The first eurypterid fossils were discovered in 1818 by S. L. Mitchell in Silurian rocks of New York state. Mitchell mistook the fossil for a catfish, and it was not until 1825 that eurypterids were recognized as a group of arthropods. Today, the "sea scorpions" are among the best studied groups of fossils, and their external structure is as well known as for any living group of animals.
Some believe that most eurypterids were marine, but that their soft flexible (and edible) exoskeletons were usually destroyed. Others feel that since most eurypterid fossils are found in brackish or fresh water, the group was only primitively marine.

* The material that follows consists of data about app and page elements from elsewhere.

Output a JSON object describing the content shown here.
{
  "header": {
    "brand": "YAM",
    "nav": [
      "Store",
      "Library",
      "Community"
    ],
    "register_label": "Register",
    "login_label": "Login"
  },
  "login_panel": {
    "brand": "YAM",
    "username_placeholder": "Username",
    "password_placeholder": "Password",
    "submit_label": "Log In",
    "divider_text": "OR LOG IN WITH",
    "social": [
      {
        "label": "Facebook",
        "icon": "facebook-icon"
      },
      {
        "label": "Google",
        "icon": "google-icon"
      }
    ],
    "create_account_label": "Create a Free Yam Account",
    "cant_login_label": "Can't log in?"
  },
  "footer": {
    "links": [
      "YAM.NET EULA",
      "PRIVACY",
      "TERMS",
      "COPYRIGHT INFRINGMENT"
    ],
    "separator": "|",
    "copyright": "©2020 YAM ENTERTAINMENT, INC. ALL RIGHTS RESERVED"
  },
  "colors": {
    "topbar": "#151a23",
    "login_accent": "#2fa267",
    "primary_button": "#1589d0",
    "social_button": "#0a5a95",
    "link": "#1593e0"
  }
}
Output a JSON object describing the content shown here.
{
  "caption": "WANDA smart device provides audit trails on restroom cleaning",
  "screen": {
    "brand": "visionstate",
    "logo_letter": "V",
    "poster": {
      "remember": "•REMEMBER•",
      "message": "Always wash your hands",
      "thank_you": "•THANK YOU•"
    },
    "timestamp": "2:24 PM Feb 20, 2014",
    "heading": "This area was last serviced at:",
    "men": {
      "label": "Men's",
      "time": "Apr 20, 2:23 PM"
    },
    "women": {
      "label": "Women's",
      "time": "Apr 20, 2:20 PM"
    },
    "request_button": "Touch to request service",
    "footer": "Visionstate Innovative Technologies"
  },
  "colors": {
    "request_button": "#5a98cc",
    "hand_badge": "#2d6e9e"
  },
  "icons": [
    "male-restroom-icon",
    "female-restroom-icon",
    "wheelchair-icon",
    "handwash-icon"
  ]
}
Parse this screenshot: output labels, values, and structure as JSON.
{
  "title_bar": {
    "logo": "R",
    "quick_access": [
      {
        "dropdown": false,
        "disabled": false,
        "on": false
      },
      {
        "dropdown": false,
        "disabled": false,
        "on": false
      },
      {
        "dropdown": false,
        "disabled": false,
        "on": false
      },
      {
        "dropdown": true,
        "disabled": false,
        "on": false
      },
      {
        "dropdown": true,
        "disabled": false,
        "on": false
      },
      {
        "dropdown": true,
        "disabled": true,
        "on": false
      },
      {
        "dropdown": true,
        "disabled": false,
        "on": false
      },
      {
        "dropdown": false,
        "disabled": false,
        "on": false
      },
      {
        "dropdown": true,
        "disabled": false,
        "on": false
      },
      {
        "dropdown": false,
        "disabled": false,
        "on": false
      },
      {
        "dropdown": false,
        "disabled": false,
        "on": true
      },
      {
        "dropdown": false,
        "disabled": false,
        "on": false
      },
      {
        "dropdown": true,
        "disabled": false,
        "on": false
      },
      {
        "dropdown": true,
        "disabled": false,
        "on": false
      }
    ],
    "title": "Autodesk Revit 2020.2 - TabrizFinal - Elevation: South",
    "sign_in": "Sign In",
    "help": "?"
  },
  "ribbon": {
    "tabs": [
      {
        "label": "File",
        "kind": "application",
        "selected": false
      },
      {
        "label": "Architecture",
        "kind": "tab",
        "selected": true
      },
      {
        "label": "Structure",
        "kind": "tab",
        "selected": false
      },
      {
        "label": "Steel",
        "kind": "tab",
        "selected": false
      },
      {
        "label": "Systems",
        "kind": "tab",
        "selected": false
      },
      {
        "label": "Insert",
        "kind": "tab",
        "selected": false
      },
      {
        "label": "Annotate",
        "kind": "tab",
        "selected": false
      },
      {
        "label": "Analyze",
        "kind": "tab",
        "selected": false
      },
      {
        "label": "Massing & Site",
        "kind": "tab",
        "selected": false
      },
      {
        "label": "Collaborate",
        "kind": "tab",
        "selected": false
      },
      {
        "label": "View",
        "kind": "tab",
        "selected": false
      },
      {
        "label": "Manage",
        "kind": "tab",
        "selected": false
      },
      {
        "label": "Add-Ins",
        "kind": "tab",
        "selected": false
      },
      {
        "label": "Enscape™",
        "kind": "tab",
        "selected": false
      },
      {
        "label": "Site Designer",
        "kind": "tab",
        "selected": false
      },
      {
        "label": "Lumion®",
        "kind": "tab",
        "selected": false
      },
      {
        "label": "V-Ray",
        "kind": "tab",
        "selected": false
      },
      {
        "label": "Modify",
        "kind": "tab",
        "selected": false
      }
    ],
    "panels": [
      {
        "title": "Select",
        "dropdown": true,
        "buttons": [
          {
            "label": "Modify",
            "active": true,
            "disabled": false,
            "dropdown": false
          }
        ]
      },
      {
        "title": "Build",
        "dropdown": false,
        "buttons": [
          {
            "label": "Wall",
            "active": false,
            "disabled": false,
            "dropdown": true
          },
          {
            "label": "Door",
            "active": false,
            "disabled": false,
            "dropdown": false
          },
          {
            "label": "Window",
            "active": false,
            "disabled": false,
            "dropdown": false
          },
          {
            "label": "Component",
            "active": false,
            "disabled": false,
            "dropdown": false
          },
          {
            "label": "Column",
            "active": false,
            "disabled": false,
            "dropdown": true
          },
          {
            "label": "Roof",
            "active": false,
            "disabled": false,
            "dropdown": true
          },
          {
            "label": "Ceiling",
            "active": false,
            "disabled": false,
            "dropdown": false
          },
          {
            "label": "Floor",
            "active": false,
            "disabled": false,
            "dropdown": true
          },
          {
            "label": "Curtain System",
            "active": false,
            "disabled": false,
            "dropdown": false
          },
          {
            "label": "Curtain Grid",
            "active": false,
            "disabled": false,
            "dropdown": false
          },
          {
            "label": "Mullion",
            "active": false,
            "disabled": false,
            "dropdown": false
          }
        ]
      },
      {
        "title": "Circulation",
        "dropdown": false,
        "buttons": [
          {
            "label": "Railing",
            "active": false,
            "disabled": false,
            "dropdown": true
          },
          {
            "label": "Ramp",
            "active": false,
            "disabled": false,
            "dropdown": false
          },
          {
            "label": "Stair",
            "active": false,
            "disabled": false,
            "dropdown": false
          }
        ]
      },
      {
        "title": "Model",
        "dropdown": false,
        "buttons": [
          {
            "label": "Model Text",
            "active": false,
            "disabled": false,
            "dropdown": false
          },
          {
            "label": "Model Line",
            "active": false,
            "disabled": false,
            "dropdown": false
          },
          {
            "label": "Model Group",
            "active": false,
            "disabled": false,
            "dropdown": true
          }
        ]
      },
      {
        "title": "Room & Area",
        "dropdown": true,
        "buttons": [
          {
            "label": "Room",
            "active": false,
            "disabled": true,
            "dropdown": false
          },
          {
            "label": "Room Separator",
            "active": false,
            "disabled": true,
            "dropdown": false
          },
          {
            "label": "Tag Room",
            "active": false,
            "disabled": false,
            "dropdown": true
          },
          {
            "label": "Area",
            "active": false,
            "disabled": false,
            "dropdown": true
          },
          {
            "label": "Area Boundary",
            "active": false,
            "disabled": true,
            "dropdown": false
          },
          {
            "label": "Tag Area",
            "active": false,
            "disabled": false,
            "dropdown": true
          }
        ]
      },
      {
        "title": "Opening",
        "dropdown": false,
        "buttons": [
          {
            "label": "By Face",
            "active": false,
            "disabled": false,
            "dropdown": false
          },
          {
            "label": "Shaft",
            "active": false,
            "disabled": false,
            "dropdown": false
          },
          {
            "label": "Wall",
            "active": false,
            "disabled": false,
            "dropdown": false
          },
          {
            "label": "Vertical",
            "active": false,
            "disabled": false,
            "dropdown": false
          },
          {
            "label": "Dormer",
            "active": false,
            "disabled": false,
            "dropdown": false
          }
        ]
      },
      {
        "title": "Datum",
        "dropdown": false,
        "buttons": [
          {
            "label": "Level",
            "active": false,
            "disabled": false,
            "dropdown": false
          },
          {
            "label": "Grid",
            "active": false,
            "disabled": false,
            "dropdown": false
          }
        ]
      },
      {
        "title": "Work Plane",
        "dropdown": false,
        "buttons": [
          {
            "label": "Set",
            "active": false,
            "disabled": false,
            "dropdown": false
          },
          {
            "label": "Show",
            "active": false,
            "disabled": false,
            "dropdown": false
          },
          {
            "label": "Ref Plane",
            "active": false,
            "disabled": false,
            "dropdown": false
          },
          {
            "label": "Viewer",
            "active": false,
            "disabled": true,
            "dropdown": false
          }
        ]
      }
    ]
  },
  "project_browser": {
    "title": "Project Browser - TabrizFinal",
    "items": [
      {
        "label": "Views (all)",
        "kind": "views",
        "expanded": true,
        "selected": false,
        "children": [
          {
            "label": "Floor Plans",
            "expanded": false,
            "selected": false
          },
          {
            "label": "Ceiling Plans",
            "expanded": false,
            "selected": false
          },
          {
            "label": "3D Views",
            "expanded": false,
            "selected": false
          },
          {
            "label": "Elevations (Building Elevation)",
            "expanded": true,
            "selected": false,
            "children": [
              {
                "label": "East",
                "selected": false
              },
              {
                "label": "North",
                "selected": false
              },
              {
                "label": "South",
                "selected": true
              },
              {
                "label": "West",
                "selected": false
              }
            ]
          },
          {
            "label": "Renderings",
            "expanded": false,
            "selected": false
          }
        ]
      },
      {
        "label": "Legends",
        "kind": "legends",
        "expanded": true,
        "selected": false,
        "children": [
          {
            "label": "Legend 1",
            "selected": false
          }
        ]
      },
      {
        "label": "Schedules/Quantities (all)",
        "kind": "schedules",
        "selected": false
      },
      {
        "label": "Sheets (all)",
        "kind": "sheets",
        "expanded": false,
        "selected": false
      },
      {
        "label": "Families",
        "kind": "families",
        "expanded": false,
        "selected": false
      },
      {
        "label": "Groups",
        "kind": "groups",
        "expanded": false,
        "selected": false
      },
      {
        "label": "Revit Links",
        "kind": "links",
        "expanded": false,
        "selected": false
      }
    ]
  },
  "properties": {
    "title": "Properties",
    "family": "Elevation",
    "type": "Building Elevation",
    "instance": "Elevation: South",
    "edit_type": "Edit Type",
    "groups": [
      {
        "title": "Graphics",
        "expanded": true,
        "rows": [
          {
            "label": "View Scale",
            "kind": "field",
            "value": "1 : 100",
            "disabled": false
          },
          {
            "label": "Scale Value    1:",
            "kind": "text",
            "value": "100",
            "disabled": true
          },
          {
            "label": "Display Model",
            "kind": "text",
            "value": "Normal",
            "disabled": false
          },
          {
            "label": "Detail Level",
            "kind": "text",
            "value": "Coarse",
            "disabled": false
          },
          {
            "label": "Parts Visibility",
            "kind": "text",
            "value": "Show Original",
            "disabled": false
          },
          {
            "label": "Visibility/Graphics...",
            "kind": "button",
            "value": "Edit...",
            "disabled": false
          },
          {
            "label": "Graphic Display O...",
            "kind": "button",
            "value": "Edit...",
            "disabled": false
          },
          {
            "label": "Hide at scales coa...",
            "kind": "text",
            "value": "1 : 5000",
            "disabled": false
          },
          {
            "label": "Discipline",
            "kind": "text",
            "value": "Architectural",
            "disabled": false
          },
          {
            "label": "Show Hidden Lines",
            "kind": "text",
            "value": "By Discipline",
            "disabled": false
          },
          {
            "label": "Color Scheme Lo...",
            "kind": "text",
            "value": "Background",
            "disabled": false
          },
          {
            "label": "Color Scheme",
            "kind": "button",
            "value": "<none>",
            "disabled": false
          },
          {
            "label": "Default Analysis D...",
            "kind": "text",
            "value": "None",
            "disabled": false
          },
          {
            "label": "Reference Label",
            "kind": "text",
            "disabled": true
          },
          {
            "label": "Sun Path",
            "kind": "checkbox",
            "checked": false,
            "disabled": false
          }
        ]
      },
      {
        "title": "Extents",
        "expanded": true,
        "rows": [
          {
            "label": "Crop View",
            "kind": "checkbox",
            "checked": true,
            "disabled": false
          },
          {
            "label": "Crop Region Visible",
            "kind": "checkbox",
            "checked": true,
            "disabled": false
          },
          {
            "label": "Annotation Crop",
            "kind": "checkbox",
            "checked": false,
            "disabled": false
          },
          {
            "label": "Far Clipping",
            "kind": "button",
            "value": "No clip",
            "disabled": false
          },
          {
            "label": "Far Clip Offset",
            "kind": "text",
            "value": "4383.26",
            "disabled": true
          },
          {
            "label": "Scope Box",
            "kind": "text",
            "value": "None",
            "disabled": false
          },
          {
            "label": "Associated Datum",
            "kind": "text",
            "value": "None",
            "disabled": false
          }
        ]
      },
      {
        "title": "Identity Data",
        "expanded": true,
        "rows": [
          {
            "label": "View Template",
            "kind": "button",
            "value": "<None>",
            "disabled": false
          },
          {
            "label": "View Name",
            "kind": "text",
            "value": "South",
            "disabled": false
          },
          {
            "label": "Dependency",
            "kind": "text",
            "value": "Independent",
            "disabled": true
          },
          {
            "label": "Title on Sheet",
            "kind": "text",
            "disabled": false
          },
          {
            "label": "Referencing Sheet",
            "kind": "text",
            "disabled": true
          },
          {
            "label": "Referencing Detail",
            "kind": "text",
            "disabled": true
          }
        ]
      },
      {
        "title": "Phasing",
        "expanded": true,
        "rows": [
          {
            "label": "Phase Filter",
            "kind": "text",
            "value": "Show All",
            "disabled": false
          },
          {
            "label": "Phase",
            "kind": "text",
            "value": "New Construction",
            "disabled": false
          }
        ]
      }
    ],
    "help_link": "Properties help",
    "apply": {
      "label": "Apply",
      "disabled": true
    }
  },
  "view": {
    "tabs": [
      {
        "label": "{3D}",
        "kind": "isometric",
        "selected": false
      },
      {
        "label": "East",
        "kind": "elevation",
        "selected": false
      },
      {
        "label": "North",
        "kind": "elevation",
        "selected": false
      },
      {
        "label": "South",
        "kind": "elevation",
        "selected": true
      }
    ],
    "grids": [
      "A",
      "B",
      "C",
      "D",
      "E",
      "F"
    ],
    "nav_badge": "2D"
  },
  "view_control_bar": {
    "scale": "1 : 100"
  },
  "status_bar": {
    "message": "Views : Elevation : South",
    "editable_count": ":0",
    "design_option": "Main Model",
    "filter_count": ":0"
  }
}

The oldest fossils come from the Lower Ordovician of New York. The degree of specialization of these early fossils suggests that older fossils may eventually be found in the Cambrian. Sea scorpions were most diverse in the Silurian and Lower Devonian, after which they rapidly declined in diversity. They were less common through the Carboniferous, and finally went extinct in the Permian; the latest fossil was found in the Middle Permian of Kansas.